START DATA SUPPLIED

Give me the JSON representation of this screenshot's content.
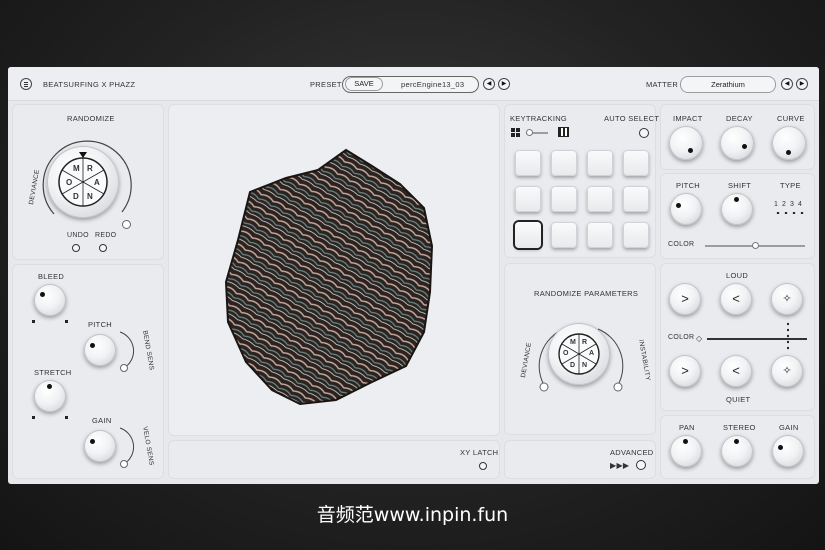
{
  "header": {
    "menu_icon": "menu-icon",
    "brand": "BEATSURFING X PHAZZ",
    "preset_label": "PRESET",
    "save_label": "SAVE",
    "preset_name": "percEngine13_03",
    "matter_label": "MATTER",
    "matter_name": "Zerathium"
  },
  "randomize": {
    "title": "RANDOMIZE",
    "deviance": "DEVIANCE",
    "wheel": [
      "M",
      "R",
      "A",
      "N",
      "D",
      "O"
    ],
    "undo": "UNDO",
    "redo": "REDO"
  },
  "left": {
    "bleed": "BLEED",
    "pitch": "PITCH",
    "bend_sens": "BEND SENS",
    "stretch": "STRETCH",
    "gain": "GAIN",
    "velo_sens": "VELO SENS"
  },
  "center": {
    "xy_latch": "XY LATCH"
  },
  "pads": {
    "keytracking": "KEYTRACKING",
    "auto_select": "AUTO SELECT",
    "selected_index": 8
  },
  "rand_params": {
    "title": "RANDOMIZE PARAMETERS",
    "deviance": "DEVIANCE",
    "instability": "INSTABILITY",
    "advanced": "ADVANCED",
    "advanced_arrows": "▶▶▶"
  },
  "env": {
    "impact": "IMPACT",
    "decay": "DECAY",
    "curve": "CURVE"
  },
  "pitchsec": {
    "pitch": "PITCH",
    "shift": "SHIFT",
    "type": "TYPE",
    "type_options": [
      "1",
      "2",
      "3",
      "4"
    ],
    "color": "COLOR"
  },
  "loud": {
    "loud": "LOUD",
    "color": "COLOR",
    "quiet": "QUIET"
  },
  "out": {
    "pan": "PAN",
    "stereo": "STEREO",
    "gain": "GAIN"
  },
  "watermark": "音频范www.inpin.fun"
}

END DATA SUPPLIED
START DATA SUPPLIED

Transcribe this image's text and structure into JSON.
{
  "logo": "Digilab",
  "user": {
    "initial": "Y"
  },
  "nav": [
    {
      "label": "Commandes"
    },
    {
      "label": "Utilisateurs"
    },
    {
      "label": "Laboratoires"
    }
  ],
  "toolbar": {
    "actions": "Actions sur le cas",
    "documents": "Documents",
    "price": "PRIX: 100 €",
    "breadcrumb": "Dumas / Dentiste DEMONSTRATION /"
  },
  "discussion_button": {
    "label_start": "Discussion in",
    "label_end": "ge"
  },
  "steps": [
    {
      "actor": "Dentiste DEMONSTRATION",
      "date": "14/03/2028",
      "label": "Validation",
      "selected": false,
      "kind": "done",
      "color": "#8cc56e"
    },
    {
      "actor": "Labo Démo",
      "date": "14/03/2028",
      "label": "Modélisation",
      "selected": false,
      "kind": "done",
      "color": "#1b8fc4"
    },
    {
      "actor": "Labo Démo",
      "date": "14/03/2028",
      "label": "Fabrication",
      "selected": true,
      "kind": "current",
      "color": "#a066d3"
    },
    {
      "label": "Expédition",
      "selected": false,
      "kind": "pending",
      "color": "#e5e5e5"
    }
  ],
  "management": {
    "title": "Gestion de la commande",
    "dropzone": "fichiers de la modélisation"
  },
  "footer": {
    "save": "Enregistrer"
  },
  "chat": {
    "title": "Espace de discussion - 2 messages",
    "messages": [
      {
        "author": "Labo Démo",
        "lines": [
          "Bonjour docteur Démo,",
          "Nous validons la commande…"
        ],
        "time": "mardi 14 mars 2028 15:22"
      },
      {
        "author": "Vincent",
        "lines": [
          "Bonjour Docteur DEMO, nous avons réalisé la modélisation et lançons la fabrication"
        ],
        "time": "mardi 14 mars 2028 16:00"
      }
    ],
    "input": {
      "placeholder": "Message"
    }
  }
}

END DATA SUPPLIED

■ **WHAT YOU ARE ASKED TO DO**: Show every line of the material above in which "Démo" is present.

■ **THE COMPLETED TASK**:
      "actor": "Labo Démo",
      "actor": "Labo Démo",
        "author": "Labo Démo",
          "Bonjour docteur Démo,",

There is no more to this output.